She said, however, that the requirements for reporting how campaign funds are spent are becoming onerous.
“I don’t think it’s necessarily fair to have every single penny reported just because of the level of burden it really takes on a person,” Flores said. “Maybe if I had a staffer that the state paid for to record every single one of my receipts and ensure they were being kept up full-time, and I didn’t have to leave my day job so I could spend an additional couple of hours working on that.”
State law defines campaign expenses as any money spent to campaign or to “advocate expressly for the election or defeat of a candidate.” The lawmakers said under their interpretation, that does not include expenses incurred while conducting their official duties — an acceptable way to spend campaign money, according to the same law.
While Miller agrees it’s an acceptable way to spend campaign contributions, he disagrees that the expenditures can be kept secret.
“Our caucus counsel has advised us there is some ambiguity in the law,” Bobzien said. “Recognizing the secretary of state has (a different) perspective on the law, I’ll be working with the secretary of state to resolve the matter.”
Flores was among the lawmakers who helped Miller usher his campaign finance reform bills through the Legislature last year. She said she did so because she believes the public deserves “as much information as we possibly can give them on what we do with our money.”
The state pays lawmakers who live more than 50 miles from Carson City a $736 a month housing allowance during the session. All lawmakers also receive a daily per diem of $154 during the legislative session.
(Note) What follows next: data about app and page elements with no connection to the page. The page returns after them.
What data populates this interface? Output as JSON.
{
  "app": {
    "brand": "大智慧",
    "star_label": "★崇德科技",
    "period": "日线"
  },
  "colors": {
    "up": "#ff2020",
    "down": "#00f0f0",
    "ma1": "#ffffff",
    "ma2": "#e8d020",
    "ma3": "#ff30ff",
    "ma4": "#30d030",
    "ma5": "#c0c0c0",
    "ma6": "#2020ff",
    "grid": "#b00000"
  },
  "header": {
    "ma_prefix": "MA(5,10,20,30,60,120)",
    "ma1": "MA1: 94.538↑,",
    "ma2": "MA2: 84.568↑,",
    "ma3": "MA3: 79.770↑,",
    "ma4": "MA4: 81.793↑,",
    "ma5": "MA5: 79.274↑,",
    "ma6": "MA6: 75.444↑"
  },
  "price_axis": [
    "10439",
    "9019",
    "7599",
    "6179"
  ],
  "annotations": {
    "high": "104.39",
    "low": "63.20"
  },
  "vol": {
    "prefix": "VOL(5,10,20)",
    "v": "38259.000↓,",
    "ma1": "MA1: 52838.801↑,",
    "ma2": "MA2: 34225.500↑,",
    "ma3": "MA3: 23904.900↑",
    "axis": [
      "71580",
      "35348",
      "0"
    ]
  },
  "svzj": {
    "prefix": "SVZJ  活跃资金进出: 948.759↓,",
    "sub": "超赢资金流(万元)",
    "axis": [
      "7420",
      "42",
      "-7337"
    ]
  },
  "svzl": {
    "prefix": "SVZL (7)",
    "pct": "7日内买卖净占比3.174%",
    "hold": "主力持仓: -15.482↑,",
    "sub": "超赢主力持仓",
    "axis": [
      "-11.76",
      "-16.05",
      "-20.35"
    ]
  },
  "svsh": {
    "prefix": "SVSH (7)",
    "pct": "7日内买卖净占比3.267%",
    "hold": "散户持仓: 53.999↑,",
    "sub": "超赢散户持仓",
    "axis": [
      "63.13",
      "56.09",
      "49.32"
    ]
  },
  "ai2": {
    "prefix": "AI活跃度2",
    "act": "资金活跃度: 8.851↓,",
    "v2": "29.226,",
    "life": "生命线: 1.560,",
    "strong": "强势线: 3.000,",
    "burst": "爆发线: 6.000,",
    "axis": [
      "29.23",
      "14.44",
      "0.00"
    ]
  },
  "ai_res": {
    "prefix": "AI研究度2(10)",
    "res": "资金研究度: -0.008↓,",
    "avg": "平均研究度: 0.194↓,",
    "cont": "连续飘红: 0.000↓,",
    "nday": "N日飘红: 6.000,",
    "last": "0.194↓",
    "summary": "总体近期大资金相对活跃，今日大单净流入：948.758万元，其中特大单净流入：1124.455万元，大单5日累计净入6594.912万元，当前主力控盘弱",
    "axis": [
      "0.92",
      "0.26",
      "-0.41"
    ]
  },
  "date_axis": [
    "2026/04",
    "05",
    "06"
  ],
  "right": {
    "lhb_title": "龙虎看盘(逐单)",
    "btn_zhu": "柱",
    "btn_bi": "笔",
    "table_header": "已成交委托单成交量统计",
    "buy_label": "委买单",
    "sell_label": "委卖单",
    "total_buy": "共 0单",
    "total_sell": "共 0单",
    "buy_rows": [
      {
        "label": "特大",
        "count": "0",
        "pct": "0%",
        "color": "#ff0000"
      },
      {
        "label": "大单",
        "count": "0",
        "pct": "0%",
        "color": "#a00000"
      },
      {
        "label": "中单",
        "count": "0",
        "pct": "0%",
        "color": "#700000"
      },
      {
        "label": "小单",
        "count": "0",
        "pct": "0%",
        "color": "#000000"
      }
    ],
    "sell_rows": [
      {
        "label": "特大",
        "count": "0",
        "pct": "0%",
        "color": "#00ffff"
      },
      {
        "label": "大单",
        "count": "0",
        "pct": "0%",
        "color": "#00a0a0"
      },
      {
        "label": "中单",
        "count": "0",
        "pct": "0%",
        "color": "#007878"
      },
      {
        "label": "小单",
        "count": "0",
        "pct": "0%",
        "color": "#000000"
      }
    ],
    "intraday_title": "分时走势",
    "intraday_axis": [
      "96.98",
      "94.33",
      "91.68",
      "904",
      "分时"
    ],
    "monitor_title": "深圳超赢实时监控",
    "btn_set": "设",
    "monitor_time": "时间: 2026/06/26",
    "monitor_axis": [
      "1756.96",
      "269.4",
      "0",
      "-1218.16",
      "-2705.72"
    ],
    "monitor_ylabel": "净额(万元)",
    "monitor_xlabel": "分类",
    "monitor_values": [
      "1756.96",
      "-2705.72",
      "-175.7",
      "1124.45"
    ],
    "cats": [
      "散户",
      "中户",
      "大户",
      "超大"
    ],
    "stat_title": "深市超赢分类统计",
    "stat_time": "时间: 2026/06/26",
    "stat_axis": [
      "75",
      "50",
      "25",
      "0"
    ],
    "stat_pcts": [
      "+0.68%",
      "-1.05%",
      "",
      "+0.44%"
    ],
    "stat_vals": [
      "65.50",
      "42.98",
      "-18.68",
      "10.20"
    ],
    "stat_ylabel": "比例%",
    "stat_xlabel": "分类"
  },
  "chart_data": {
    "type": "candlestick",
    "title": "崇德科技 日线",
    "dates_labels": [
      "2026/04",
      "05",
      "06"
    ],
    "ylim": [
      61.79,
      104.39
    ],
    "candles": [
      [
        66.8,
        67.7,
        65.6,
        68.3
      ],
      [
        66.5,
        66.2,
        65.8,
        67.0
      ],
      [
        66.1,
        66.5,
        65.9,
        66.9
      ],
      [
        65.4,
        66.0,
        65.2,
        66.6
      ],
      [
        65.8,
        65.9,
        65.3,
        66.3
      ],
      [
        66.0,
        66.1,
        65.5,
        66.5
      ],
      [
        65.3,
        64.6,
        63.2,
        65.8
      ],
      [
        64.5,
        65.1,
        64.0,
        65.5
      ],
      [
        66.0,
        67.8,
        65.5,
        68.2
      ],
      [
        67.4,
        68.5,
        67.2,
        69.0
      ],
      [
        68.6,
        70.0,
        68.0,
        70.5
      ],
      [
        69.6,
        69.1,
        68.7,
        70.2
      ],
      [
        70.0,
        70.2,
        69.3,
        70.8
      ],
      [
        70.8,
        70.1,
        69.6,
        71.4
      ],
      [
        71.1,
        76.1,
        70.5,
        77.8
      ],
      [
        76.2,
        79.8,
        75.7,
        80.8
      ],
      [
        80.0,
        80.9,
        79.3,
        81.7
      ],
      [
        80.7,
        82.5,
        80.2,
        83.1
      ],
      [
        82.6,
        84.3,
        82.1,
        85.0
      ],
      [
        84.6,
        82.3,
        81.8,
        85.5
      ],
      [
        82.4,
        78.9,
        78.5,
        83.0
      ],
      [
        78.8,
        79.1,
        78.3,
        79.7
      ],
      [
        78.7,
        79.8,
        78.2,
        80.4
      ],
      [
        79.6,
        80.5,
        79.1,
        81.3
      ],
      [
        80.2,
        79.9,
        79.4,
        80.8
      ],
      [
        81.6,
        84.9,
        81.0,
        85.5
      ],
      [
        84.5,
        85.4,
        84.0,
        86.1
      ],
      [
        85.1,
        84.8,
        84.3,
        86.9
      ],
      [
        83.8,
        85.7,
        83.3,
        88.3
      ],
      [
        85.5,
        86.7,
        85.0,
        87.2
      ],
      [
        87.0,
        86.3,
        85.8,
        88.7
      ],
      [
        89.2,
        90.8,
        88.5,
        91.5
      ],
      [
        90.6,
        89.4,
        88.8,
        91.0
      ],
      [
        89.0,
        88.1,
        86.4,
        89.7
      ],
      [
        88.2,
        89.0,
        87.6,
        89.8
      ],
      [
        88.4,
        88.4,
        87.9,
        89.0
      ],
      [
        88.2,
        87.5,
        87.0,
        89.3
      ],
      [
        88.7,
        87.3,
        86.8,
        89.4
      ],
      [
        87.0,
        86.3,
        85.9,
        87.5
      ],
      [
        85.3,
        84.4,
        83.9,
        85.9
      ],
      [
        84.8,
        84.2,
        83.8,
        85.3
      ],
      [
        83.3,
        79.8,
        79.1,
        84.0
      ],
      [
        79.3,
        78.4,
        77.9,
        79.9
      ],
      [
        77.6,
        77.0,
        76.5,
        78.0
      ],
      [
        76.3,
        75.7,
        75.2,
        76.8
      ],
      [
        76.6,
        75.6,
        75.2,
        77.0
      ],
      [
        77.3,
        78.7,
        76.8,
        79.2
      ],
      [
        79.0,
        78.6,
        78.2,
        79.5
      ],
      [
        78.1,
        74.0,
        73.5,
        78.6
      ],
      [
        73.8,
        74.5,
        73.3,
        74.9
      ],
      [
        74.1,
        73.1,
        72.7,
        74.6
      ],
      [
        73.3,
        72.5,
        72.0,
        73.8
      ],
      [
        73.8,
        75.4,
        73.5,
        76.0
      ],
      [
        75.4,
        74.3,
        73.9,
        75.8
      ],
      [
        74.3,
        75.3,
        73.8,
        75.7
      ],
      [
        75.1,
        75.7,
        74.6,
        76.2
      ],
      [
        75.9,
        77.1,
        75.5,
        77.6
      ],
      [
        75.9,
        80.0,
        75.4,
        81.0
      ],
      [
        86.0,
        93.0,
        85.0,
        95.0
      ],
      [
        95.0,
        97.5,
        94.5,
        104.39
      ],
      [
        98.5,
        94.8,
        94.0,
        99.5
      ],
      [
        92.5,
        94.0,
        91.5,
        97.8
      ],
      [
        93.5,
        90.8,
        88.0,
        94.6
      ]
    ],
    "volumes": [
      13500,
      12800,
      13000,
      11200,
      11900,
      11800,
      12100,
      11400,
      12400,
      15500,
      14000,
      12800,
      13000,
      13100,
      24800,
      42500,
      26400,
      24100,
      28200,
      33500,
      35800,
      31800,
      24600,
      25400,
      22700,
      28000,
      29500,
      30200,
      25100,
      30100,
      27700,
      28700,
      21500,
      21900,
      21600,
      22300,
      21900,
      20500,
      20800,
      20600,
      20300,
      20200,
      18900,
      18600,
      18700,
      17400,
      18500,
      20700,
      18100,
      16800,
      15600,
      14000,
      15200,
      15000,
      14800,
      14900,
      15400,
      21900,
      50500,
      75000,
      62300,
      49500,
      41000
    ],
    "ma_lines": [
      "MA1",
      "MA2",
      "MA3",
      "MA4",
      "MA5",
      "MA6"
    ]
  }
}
Flores said many lawmakers use their campaign funds to cover expenses that exceed what the state pays legislators.
Asked to respond to Miller’s position that all of those expenses should be reported, Flores directed a reporter to the Democrats’ lawyers.
Schrager, the Las Vegas lawyer who advised the Democrats on how to report their funds, did not respond to requests for comment.
“We had a discussion with our attorney regarding the reporting requirements under Nevada campaign finance law, with each member making his or her decision on how best to file based on the specific situation, in line with legal counsel,” said Assembly Majority Leader Marcus Conklin, D-Las Vegas. “The caucus took no position on these matters as a body. There appears to be a good-faith disagreement on the interpretation of the law, and we are working on getting that resolved.”
Conklin did not reply when asked whether he had reported all of his expenses.
The decision to forgo reporting opens the lawmakers to criticism from their political opponents, as well as proponents of greater transparency into the political process.
“It flies in the face of disclosure,” state Sen. Ben Kieckhefer, R-Reno, said. “What’s the problem disclosing how you spend your money if you’re not doing anything wrong and don’t have anything to hide? If you’re spending $3,000 a month to rent a house in Carson City, maybe your donors want to know that.”
Barry Smith, executive director of the Nevada Press Association, which lobbies for greater transparency on the part of public institutions and officials, said deciding against disclosure fosters distrust.
“Regardless of what kind of advice they get on what they have to do or don’t have to do, it’s in their best interest to go ahead and disclose what they’re spending the money on,” he said. “Anytime you don’t disclose, you’re telling people ‘there’s something here I don’t want you to know about’.”
But Debbie Smith said elected officials constantly ask voters to trust what they are doing is right.
“The nature of this reporting system is you have to take them at face value,” she said. “You’re going to have to trust my report and anyone else that they are accurate and in accordance with the law.”